      Bethany Hamilton: Unstoppable is meant to be a biopic about a feisty girl who overcomes adversity. But it's more successful when viewed as a surfer doc in the tradition of Riding Giants or Step Into Liquid.

      The story of the famous 13-year-old wunderkind who lost her arm to a tiger shark in 2003 celebrates the sport that drew her back to the waves in spectacular style.

      A veteran surf-film maker, and a rider himself, director Aaron Lieber follows the now grown-up Hamilton to monster waves in Hawaii, Tahiti, California, and Fiji, capturing the star holding her own in world championships. It's inspiring stuff, even for those who think a duck dive is a term reserved for waterfowl. The sight of the one-armed surf star zipping through rad barrels and carving up wave faces is earnestly awe-inspiring. This despite the fact the film itself has the high sheen of a freshly waxed surfboard.

      The unassuming heroine has the right stuff to inspire girl power. With her sun-bleached golden hair and determined jaw, she shows a kind of uncomplicated grit you don't see celebrated in the selfie era.

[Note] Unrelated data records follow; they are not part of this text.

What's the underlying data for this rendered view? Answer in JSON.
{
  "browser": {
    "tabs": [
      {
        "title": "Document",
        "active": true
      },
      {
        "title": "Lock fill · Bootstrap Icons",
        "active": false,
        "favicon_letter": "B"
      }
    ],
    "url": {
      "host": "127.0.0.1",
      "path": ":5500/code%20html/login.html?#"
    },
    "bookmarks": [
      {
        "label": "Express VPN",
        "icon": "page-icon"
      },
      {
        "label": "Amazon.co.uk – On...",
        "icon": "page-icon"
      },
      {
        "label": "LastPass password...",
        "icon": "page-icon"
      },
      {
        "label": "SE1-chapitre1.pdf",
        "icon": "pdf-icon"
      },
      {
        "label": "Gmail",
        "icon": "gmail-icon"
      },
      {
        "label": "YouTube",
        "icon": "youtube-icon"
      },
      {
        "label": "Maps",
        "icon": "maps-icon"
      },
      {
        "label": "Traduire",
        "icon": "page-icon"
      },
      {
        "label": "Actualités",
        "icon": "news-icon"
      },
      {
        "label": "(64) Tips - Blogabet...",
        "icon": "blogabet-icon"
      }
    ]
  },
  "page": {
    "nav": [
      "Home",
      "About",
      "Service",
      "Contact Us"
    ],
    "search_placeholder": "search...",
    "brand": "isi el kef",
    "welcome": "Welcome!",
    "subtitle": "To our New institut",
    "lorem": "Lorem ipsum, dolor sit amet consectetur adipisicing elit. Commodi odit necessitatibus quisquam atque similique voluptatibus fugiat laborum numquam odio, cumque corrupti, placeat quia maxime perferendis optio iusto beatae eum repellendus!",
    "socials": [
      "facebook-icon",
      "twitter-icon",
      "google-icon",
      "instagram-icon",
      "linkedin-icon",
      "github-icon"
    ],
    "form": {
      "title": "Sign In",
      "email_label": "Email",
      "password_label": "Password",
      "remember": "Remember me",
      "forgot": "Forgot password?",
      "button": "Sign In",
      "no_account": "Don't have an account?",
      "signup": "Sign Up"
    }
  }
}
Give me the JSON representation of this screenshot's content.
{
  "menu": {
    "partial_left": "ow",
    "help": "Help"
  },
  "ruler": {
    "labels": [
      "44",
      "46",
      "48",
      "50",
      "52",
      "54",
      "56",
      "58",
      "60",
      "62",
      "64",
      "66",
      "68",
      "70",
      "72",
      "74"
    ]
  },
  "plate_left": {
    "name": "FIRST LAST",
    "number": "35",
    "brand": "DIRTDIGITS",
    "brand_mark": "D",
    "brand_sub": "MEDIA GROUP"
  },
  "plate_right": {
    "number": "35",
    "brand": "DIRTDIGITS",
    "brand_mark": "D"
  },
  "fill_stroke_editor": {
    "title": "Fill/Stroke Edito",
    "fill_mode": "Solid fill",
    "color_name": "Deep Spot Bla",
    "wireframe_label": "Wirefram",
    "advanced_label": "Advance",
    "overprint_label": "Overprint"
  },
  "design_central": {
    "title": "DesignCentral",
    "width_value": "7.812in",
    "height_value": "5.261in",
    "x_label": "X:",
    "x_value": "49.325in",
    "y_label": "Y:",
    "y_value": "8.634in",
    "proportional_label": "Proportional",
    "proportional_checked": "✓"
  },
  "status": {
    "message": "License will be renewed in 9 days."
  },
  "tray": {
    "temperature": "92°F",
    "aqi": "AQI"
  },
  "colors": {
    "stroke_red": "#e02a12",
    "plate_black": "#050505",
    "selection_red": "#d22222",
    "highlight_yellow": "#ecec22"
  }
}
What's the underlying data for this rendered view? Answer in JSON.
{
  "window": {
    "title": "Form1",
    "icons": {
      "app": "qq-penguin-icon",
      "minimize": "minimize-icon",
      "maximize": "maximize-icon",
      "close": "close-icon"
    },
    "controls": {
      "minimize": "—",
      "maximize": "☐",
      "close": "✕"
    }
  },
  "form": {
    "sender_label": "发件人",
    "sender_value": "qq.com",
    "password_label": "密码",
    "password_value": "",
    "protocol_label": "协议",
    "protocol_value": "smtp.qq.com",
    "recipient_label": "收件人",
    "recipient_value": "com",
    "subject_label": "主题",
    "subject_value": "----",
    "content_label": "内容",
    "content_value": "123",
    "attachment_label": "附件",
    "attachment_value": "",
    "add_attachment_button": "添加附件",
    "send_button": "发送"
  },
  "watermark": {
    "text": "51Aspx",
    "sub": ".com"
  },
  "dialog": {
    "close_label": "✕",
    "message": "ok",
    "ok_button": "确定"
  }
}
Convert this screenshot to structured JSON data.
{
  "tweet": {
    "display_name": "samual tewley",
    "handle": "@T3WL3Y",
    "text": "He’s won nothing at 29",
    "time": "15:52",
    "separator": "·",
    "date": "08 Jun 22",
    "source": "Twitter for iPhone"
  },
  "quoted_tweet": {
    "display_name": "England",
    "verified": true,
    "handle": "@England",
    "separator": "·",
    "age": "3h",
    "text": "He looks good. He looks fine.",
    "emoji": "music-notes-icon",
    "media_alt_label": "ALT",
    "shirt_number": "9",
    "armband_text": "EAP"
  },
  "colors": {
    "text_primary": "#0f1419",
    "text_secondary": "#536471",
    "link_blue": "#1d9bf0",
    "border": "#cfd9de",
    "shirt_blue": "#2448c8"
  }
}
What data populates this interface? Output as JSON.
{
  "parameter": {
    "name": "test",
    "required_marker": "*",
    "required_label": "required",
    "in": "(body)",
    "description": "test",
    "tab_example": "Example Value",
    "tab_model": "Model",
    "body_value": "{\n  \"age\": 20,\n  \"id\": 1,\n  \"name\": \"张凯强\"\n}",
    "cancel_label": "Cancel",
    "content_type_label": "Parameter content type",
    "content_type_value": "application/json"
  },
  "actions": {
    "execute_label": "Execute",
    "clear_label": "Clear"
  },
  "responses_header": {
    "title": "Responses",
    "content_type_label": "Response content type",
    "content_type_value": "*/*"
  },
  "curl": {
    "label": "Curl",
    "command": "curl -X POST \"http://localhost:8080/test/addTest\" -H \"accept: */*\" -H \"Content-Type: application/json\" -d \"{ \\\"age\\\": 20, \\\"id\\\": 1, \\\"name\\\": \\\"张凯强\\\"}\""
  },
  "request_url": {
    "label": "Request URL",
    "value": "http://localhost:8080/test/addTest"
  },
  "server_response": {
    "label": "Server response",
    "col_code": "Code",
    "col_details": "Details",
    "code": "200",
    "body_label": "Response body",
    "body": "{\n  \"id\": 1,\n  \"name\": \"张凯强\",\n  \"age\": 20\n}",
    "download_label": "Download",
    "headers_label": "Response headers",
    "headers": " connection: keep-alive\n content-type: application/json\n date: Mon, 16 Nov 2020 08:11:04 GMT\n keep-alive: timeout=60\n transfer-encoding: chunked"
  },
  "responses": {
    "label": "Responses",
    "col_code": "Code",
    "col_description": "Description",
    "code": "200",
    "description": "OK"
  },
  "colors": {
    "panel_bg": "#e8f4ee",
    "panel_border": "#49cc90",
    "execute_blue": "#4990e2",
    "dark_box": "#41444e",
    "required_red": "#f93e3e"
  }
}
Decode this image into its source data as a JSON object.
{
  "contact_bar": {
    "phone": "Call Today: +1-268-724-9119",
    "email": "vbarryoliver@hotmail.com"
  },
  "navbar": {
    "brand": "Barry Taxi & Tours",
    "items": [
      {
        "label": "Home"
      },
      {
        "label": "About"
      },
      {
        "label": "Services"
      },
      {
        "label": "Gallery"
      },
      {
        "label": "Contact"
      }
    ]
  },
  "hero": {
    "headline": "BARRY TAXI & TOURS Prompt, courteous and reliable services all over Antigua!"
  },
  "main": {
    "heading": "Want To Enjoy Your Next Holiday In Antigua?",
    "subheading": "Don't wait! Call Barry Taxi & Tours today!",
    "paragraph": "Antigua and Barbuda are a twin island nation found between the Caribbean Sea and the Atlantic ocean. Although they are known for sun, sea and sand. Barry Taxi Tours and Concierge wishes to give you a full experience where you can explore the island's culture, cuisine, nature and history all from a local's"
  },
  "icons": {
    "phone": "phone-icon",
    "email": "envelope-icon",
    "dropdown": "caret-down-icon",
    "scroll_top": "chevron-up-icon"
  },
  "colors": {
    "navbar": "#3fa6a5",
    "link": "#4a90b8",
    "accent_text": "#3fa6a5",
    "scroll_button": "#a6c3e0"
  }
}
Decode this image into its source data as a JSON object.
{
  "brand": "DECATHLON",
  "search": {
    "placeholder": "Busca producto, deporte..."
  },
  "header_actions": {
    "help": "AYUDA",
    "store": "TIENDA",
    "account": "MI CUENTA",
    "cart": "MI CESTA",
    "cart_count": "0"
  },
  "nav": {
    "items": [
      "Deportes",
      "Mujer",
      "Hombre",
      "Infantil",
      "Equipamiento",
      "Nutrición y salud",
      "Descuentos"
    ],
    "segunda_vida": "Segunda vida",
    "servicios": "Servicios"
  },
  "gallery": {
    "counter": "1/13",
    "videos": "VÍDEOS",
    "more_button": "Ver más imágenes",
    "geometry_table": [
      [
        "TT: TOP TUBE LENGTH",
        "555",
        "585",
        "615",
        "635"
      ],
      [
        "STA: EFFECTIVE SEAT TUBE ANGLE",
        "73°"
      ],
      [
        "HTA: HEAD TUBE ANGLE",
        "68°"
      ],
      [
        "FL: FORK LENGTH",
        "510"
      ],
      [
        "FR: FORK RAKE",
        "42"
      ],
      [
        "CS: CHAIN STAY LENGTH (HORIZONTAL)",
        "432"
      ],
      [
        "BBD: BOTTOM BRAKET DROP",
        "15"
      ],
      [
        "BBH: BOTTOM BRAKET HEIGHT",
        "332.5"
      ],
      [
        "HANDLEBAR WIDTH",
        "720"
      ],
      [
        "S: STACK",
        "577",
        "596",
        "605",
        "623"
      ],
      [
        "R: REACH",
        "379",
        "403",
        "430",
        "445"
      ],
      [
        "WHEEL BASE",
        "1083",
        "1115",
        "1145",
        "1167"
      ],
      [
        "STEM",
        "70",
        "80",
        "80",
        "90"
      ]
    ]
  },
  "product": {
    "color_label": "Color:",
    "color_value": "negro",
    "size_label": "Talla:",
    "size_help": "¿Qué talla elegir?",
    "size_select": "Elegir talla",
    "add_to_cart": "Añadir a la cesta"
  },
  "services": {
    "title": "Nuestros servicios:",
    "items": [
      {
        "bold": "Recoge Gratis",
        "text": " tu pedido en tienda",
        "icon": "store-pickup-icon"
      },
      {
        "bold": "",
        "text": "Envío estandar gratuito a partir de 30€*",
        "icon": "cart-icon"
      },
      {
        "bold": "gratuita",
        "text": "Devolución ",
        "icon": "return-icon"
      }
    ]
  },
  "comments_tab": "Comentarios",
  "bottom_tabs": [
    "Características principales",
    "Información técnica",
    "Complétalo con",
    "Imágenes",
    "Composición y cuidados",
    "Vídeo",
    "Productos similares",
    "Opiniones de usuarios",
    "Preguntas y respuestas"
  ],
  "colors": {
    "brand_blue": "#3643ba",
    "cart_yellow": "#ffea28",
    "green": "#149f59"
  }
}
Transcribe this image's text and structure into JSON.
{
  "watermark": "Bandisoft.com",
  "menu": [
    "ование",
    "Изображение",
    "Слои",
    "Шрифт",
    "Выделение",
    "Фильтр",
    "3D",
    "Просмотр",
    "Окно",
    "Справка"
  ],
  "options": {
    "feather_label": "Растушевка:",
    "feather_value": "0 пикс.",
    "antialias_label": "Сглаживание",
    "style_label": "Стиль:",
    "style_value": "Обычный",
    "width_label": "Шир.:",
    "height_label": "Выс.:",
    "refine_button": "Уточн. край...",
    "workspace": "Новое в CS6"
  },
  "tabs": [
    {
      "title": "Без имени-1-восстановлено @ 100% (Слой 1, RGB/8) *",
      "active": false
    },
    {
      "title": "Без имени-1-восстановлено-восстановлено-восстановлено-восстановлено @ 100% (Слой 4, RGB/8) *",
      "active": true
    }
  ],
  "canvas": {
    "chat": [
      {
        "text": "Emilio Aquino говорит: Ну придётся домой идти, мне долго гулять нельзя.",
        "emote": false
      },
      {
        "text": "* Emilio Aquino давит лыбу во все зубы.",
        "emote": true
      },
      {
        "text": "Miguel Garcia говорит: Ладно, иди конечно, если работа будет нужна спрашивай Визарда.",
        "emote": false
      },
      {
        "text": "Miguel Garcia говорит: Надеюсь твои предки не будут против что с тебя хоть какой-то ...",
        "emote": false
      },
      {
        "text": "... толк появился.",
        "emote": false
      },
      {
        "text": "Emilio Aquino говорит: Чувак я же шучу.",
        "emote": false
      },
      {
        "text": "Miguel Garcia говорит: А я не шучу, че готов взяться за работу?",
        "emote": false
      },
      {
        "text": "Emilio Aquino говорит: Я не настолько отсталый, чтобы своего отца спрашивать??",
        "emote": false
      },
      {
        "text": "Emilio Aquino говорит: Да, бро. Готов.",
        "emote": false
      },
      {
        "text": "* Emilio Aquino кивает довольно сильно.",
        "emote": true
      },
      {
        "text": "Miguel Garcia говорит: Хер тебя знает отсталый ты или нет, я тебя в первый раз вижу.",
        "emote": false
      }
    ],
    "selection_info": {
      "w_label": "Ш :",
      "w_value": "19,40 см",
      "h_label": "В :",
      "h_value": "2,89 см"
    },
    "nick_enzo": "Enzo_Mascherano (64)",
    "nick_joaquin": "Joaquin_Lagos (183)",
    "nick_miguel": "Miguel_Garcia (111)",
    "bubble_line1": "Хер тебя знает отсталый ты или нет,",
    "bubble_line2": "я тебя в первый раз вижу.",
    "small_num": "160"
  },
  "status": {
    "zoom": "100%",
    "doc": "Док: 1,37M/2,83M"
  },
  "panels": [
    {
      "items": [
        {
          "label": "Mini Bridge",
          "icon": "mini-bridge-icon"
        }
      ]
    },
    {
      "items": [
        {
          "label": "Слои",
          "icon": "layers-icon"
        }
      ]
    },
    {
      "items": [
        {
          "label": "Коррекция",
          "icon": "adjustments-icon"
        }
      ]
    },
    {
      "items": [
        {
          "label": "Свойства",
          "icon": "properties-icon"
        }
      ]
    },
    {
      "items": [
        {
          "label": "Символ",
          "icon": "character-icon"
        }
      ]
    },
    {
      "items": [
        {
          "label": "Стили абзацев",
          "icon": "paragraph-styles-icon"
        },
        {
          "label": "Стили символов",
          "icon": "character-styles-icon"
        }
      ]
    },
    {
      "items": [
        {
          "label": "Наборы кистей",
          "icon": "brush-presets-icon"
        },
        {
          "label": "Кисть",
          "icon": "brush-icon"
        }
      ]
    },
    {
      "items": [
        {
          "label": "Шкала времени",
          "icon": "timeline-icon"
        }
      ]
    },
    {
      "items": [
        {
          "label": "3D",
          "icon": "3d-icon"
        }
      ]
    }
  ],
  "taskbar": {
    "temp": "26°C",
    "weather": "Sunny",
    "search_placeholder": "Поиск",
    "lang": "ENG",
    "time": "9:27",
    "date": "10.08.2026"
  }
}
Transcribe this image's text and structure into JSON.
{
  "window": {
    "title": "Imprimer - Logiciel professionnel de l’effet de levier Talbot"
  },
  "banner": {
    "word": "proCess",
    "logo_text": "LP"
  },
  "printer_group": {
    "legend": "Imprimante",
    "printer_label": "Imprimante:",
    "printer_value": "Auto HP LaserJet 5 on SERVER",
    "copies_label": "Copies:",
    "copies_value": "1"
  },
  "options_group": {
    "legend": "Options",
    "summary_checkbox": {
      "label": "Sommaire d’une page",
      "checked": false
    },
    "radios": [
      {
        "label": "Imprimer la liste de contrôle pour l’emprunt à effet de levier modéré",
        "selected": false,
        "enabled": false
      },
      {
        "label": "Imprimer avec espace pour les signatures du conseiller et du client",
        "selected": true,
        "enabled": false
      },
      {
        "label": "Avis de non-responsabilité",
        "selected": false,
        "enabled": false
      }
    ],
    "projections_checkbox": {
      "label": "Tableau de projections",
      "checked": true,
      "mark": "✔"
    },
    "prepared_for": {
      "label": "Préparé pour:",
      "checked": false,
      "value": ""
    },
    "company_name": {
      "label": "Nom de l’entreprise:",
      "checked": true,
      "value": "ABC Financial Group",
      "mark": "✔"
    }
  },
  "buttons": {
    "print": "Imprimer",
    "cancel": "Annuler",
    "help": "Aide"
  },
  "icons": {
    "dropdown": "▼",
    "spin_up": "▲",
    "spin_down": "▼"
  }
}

It's clearly in her blood: as home movies show, even at 13 and lying in a hospital bed recovering from the horrific injury she calmly insisted she would get back surfing again: "It's pretty much my dream."

      Oddly, that's the sum total of insights into Hamilton's psychology that we get in Unstoppable.

      Even the many quick-cut interviewees here—relatives, surfing competitors, her husband—rarely come off as more than talking heads. Lieber tries to allude to tension in Hamilton's life—her struggles with fame (hello, Oprah and The Amazing Race), and her attempts to nurse a newborn while competing internationally—but every obstacle is presented with the same blithe, impenetrable determination.

      Lieber traces Hamilton's life from before the attack, when her parents worked two or three jobs each to support their kids' idyllic Kauai-surfer upbringing, to her rehabilitation and return as a top-tier athlete. No one believes her new imbalance will allow her to stand on a surfboard again, let alone compete internationally.

      Even a scene where Hamilton later refuses an ESPY Award for athlete with a disability—she regularly trounces able-bodied competitors—is explored with zero depth.

      Soon she's back on the waves again, setting her jaw, a tiny human mastering a spectacular blue beast. Hamilton is a fearless risk-taker.

      The film about her? Not so much.